It is therefore becoming more and more opaque for investors to assess how sustainable a bond exposure really is. Does the purpose of the funds have to be sustainable or is it enough for the company to commit to certain ESG goals? Western Asset Management, one of the largest bond managers belonging to Franklin Tempelton, has now investigated this question in a study. They examined the relationship between ESG ratings of companies and the following bond returns in different sectors. In other words: does ESG integration have a positive effect on the return of a bond portfolio? Yes, the study says. Because as a result, higher ESG scores also lead to outperformance of the associated bonds - however, this correlation could not be confirmed for all sectors, for example not for industrials.

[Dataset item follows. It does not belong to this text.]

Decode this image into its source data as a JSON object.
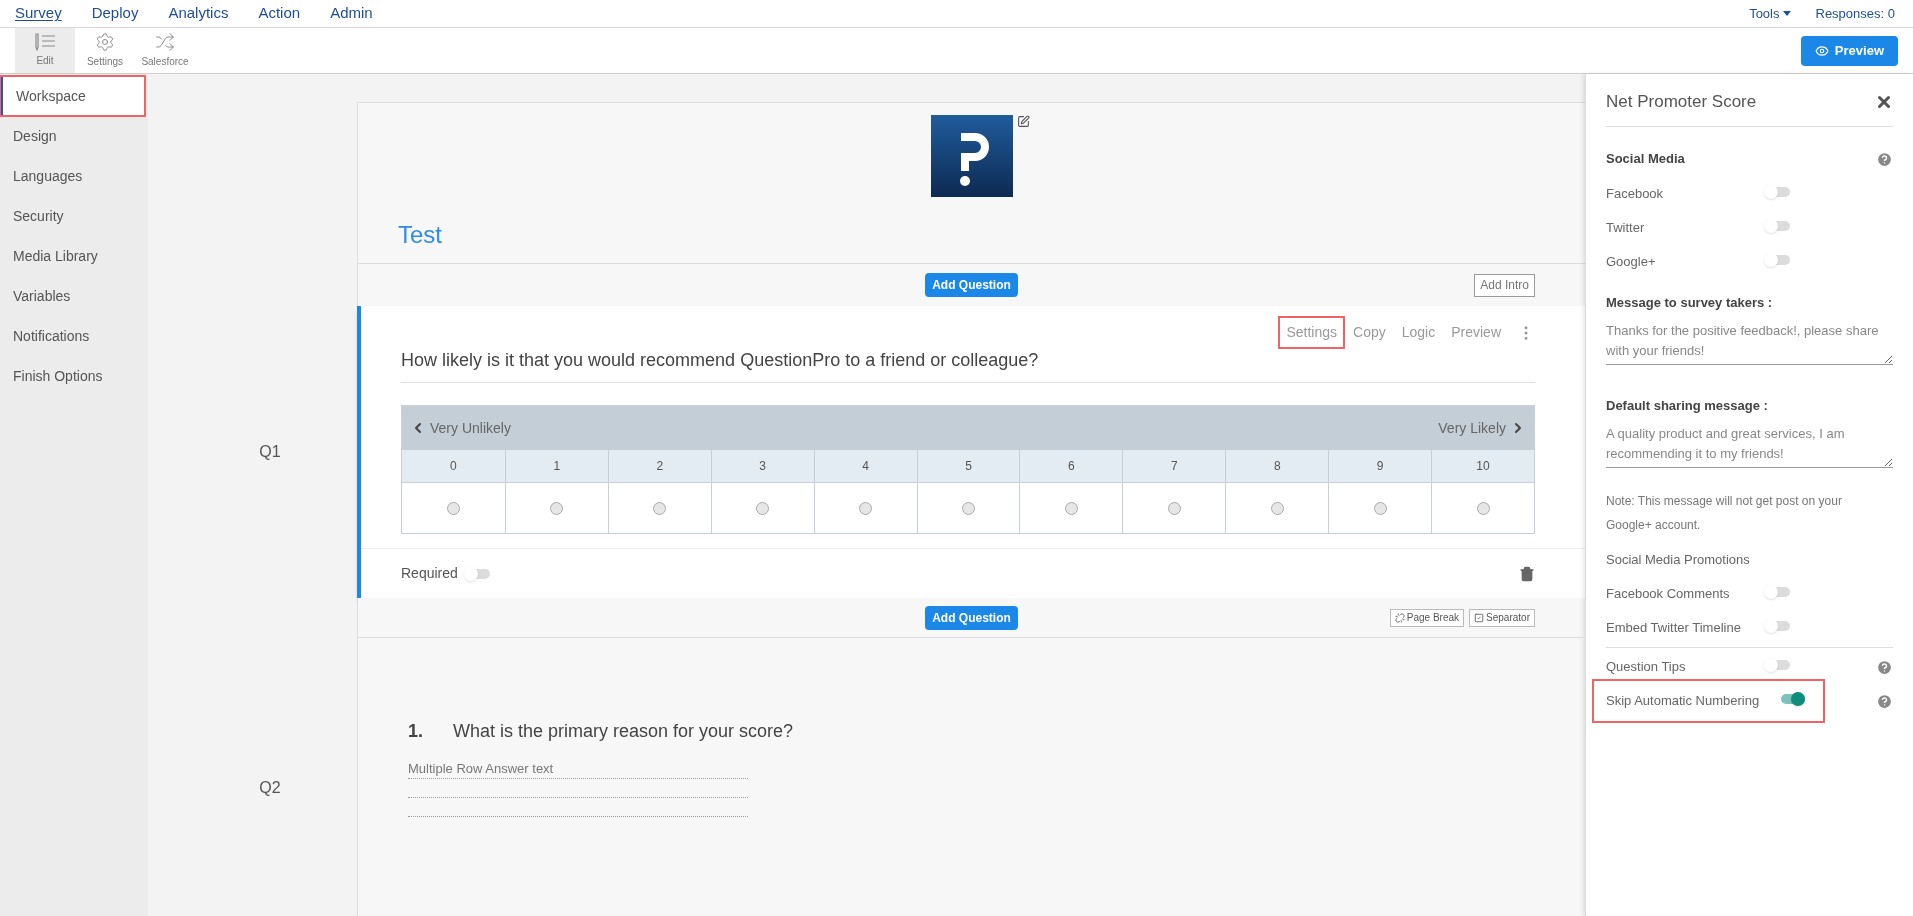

“For the current study, our risk management team used machine learning tools to measure how ESG integration affects the financial returns of a bond portfolio. Our analysis shows: Issuers with better ESG metrics, along with other key factors, tend to deliver better performance - even if the portfolio is managed according to different spreads and spread durations, ”says Bonnie Wongtrakool, Global Head of ESG -Investments and portfolio manager at Western Asset, about the study results. She also emphasizes that the study looked at data from a ten-year period and various interest rate environments. This is why Western Asset is convinced that ESG integration can generate added value, especially in a world with low bond yields.

Mitigate financial risks

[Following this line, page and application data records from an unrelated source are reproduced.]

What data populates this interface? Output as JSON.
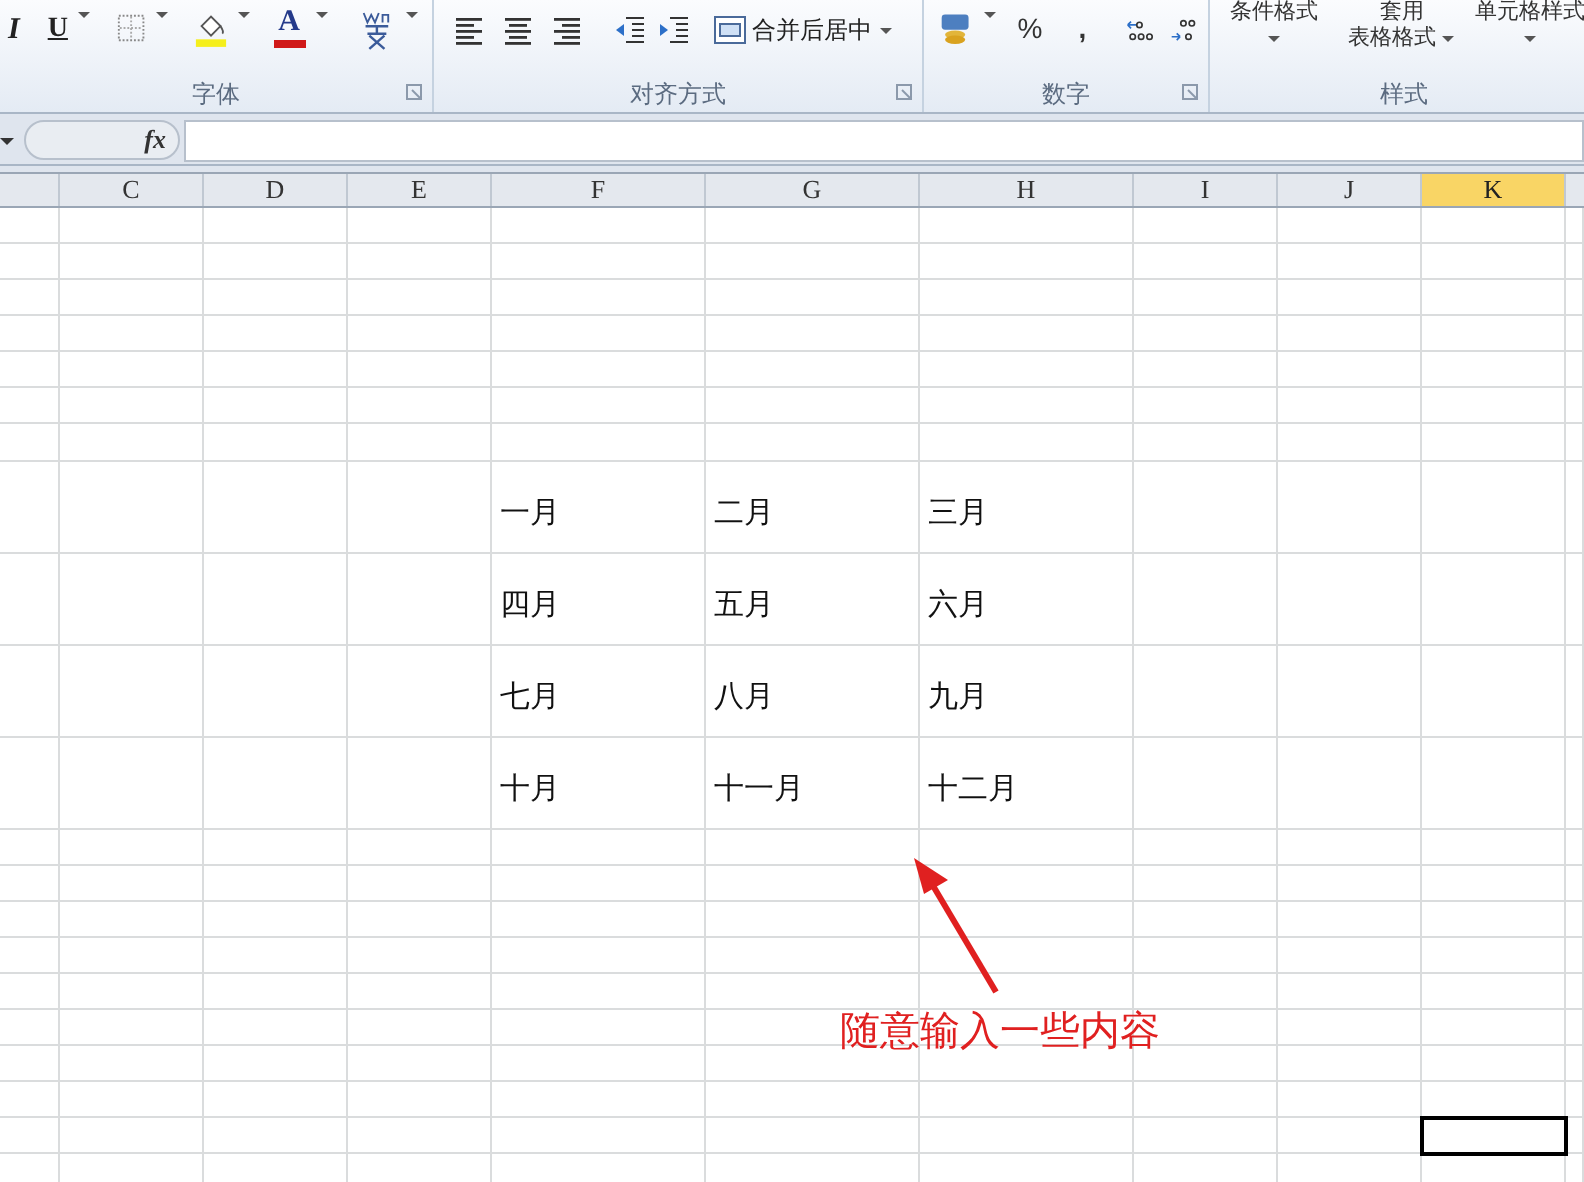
{
  "ribbon": {
    "groups": [
      {
        "label": "字体"
      },
      {
        "label": "对齐方式"
      },
      {
        "label": "数字"
      },
      {
        "label": "样式"
      }
    ],
    "font_buttons": [
      "I",
      "U",
      "A"
    ],
    "merge_button": "合并后居中",
    "number_buttons": [
      "%",
      ","
    ],
    "style_buttons": [
      {
        "lines": [
          "条件格式"
        ]
      },
      {
        "lines": [
          "套用",
          "表格格式"
        ]
      },
      {
        "lines": [
          "单元格样式"
        ]
      }
    ]
  },
  "formula_bar": {
    "fx": "fx"
  },
  "columns": [
    {
      "label": "C",
      "selected": false
    },
    {
      "label": "D",
      "selected": false
    },
    {
      "label": "E",
      "selected": false
    },
    {
      "label": "F",
      "selected": false
    },
    {
      "label": "G",
      "selected": false
    },
    {
      "label": "H",
      "selected": false
    },
    {
      "label": "I",
      "selected": false
    },
    {
      "label": "J",
      "selected": false
    },
    {
      "label": "K",
      "selected": true
    }
  ],
  "data_rows": [
    [
      "一月",
      "二月",
      "三月"
    ],
    [
      "四月",
      "五月",
      "六月"
    ],
    [
      "七月",
      "八月",
      "九月"
    ],
    [
      "十月",
      "十一月",
      "十二月"
    ]
  ],
  "annotation": "随意输入一些内容"
}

Ronald van Steenweghen, Portfolio Manager Fixed Income at DPAM, assesses ESG integration for bonds in a similar way: “Basically, ESG-compliant corporate bonds usually use the same criteria for the selection of issuers as for ESG stock selection. Investors who invest in ESG-compliant bonds reduce the primarily non-financial risks associated with the three ESG dimensions by eliminating the relevant issuers from the investment universe. "

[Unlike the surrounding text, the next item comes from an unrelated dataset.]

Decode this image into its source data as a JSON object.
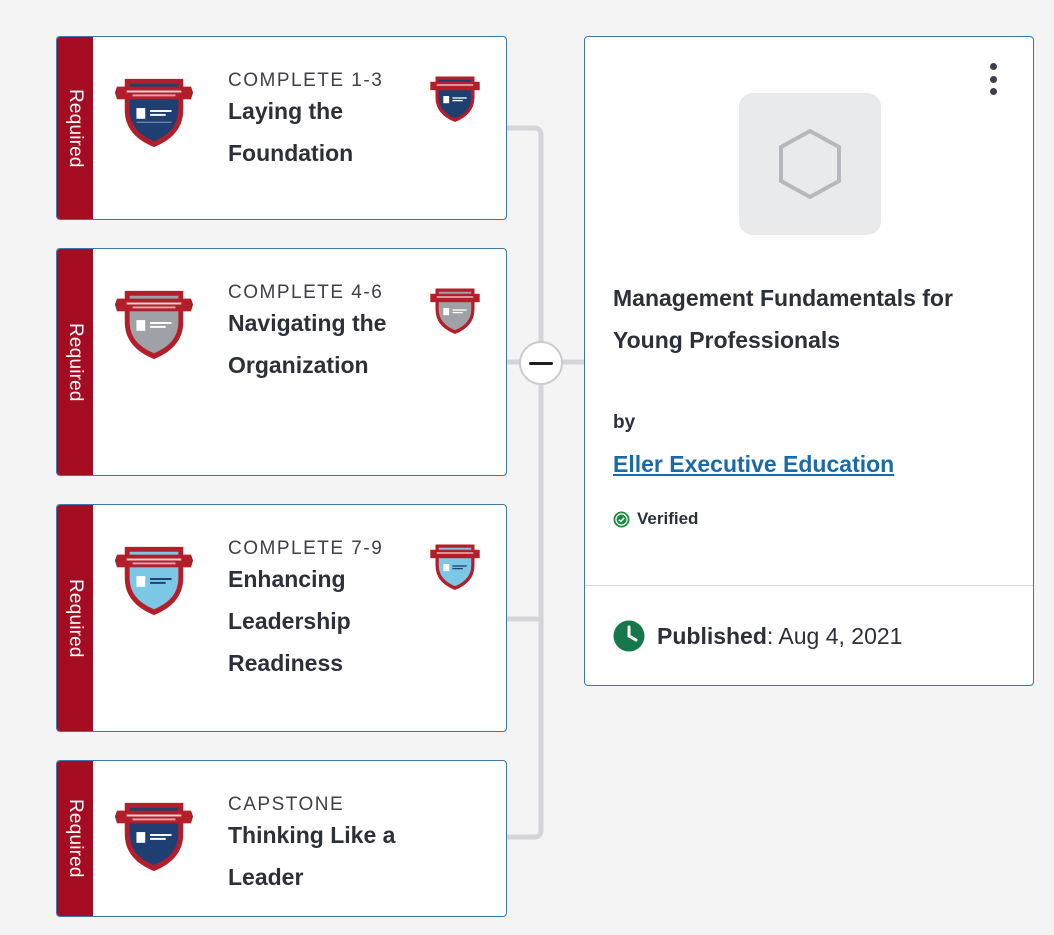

Western asset expert Bonnie Wongtrakool also emphasizes that ESG integration can help investors identify better investment opportunities while mitigating financial risks. The current study would only further support the company's commitment to ESG integration: “In our analysis, we focused on an investment horizon of between three and six months because we consider this to be in addition to the current school of thought around ESG integration, which predominantly covers longer-term topics. "

High demand drives courses

What investors have to consider, however: The high demand for green bonds and ESG-compliant bonds makes entry expensive - and that's bad for bonds. Bond investors want to get in when prices are falling, because that means that a bond can be bought cheaply - i.e. below the 100 percent that can be expected at the end of the term - and the investor thus earns a price gain. Steenweghen also has this to consider: “The high demand for ESG-compliant bonds is driving the prices of these papers up. For the issuer, this means that they are rewarded for their commitment to ESG by offering less return in the market. If you are invested in these bonds as an investor, you benefit in reverse from the better price development. However, this does not apply if an investor is new to such ESG bonds, then one receives the lower return currently prevailing on the market. "